Segment Start: SOURCE RECORDS
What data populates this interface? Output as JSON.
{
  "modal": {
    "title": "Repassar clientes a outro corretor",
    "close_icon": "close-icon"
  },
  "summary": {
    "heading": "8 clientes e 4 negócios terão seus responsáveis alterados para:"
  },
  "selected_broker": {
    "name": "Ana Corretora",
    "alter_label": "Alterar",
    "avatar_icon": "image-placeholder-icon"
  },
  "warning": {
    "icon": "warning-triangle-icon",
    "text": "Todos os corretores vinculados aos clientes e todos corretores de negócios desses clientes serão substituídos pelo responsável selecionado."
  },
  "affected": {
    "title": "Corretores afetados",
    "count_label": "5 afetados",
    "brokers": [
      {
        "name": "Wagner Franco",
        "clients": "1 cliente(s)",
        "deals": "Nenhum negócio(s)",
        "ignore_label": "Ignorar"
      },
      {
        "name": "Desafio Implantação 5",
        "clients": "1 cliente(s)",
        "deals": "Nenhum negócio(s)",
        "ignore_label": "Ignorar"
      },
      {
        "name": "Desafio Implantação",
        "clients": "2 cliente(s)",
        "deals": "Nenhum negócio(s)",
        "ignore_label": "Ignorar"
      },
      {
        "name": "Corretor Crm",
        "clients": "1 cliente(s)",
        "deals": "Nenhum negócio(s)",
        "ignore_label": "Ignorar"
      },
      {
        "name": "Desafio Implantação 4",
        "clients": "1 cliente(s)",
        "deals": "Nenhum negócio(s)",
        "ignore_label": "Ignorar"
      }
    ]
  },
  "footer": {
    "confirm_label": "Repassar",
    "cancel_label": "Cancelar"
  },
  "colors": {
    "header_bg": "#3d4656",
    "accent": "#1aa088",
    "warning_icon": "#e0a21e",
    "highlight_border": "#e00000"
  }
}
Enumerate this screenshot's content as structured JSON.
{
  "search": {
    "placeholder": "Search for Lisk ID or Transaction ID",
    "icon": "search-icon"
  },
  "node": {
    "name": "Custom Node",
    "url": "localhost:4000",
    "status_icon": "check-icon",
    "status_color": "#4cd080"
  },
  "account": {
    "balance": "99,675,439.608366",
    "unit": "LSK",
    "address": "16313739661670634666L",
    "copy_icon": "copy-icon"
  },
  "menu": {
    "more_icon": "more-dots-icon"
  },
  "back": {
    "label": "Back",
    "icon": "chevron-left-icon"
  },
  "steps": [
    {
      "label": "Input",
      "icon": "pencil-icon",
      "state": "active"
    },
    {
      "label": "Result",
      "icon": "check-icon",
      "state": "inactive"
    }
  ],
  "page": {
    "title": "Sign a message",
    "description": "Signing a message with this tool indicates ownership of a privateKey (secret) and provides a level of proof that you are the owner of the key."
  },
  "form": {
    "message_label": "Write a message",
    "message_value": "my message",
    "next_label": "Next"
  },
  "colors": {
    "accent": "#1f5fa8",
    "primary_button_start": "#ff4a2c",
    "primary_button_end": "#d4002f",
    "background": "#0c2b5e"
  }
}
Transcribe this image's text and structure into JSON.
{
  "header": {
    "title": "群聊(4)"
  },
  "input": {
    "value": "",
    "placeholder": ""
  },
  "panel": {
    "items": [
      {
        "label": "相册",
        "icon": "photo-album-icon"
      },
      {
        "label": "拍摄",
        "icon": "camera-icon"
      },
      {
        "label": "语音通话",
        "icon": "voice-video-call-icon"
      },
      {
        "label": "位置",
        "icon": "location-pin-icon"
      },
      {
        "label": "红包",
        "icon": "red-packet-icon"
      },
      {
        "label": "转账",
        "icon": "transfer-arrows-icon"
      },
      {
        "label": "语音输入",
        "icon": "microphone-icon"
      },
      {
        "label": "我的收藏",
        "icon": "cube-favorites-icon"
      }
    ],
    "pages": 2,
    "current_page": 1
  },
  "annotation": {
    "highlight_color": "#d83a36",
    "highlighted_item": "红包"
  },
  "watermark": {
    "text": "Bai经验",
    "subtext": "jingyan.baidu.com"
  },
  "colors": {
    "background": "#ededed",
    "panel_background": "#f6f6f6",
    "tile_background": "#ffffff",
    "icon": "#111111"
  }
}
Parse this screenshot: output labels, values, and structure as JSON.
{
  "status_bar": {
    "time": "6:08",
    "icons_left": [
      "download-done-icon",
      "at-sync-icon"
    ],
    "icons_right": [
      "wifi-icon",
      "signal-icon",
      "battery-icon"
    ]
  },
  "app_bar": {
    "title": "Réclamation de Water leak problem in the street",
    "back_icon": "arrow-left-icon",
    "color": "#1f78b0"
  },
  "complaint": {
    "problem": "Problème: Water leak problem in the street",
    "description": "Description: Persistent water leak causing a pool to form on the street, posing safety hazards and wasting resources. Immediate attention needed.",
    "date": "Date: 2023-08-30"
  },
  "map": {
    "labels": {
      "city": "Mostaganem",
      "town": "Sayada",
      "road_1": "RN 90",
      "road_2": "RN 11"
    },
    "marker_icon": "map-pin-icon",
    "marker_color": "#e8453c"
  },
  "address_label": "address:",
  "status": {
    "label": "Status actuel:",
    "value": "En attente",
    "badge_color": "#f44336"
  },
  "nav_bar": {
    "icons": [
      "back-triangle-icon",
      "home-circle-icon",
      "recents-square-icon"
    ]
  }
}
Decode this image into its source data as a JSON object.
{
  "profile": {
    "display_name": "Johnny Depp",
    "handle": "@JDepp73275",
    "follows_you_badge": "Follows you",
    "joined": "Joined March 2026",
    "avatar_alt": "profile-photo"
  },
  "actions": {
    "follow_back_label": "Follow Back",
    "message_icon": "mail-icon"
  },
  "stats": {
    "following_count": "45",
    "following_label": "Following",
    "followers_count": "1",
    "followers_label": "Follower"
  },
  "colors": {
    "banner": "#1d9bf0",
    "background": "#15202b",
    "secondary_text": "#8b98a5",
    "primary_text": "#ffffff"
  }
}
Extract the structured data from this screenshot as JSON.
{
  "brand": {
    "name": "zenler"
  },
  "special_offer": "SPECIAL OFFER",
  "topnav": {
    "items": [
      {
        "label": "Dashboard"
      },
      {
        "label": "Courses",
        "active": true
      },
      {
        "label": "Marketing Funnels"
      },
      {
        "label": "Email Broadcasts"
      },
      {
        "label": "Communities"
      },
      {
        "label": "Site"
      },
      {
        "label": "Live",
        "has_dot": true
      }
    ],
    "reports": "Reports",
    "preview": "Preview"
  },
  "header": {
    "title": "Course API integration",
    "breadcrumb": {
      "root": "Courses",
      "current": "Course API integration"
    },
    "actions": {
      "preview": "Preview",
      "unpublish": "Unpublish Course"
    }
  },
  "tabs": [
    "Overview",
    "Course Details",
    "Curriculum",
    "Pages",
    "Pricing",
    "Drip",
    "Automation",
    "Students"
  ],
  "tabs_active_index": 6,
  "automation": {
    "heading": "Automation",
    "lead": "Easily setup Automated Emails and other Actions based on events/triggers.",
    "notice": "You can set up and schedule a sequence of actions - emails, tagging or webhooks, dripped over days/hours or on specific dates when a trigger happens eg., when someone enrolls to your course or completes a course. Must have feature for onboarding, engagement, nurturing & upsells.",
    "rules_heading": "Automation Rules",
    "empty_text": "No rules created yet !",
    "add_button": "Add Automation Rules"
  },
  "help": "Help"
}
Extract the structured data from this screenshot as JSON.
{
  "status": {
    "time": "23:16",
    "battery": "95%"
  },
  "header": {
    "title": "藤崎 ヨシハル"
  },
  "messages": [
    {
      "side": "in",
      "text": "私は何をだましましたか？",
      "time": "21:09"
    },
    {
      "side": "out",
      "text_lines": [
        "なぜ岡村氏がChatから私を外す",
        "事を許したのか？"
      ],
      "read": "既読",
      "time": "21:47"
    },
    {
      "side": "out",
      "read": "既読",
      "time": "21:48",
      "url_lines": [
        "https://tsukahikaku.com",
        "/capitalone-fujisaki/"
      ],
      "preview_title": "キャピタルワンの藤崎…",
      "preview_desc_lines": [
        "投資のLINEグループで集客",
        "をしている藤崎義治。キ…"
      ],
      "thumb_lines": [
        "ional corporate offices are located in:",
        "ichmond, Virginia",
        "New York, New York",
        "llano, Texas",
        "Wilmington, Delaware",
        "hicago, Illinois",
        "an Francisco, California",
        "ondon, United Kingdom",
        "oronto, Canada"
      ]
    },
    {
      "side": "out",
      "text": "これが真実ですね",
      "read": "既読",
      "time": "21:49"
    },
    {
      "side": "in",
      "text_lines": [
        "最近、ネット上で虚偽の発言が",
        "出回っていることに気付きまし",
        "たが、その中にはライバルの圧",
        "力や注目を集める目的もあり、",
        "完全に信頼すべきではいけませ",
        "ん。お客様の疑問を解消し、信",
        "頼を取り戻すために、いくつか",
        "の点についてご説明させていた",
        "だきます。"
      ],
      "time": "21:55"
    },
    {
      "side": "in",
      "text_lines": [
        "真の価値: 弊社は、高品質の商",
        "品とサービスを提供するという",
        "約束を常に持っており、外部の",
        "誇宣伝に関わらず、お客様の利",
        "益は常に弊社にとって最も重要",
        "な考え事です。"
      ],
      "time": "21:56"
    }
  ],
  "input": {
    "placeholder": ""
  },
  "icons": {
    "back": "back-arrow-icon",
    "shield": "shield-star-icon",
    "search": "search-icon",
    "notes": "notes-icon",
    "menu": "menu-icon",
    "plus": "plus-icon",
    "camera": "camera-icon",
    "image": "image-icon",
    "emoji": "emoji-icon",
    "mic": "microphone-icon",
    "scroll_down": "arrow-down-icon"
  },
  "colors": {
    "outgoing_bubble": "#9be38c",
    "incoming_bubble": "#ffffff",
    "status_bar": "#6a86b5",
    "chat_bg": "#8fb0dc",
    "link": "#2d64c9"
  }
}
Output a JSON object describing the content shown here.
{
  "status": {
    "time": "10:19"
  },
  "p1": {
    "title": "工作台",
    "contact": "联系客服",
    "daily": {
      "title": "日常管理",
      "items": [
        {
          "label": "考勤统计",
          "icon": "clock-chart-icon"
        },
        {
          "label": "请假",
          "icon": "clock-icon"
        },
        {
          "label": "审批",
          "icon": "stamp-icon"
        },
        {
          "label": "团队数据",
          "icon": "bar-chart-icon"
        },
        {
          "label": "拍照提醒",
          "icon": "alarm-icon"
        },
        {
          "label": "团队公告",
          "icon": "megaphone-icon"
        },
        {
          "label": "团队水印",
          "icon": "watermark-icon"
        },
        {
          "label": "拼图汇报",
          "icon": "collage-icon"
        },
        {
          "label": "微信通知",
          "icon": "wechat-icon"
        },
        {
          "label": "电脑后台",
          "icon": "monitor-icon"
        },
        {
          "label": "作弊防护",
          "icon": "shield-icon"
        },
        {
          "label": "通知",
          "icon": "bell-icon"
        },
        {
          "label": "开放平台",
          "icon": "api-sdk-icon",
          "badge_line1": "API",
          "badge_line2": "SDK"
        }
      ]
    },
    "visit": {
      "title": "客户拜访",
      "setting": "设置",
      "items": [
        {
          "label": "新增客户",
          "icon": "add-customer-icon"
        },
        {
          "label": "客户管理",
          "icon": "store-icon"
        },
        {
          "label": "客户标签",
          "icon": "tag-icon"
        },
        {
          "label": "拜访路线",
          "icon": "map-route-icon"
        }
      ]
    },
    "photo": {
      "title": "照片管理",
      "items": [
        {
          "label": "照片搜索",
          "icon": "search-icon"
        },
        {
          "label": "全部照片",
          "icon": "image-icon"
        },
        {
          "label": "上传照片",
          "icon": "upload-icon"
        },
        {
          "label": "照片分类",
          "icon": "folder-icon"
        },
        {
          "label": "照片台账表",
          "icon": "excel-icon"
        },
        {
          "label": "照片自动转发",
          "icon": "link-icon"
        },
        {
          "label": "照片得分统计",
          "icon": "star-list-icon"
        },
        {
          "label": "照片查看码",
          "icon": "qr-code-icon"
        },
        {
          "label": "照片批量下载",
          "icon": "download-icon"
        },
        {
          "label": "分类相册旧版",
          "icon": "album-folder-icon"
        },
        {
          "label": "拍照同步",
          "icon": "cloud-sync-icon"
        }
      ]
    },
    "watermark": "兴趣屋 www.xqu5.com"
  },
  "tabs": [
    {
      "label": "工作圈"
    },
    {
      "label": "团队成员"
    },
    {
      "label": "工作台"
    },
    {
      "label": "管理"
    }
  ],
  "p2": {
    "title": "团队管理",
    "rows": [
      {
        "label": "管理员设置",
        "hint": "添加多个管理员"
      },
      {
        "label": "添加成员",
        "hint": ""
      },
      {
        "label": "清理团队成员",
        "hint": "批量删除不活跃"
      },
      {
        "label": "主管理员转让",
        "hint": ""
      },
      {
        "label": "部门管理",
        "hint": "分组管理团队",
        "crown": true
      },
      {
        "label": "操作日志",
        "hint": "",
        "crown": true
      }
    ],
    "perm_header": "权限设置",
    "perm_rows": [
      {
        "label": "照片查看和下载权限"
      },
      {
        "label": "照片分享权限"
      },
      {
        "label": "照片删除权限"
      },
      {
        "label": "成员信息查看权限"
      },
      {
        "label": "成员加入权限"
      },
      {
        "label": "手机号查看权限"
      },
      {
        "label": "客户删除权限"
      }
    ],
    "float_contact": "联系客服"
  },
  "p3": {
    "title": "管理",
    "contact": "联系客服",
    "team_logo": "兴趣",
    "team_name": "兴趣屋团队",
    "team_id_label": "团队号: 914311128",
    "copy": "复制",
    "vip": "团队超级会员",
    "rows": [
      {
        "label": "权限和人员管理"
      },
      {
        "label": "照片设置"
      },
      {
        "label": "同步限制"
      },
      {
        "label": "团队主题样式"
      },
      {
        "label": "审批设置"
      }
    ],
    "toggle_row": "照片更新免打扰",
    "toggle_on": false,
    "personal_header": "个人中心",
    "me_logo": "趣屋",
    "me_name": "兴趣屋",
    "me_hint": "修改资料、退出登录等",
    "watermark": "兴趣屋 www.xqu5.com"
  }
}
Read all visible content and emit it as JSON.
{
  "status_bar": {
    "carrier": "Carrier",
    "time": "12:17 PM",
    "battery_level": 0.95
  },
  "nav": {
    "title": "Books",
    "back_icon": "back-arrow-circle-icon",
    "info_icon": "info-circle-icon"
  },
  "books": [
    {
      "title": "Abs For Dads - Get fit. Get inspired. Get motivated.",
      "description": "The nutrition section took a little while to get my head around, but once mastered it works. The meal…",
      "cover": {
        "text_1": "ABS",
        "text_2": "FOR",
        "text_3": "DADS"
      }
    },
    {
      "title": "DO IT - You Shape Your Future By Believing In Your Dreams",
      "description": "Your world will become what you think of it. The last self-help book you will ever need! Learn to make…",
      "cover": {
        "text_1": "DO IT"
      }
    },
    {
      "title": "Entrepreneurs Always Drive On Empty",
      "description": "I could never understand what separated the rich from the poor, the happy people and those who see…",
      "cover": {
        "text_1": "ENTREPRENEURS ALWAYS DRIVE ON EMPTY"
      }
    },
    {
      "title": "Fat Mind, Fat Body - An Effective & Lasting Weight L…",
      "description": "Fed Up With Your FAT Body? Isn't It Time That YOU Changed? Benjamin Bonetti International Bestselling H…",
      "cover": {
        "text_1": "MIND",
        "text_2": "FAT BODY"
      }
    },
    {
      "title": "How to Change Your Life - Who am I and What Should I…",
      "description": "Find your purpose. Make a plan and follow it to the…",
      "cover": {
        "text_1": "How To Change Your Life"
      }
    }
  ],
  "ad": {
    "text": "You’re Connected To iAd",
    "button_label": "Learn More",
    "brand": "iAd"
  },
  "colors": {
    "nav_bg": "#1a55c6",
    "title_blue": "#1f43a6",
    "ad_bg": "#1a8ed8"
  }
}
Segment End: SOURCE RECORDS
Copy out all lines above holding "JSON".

What data populates this interface? Output as JSON.
Enumerate this screenshot's content as structured JSON.
Transcribe this image's text and structure into JSON.
Parse this screenshot: output labels, values, and structure as JSON.
Decode this image into its source data as a JSON object.
Extract the structured data from this screenshot as JSON.
Extract the structured data from this screenshot as JSON.
Output a JSON object describing the content shown here.
Read all visible content and emit it as JSON.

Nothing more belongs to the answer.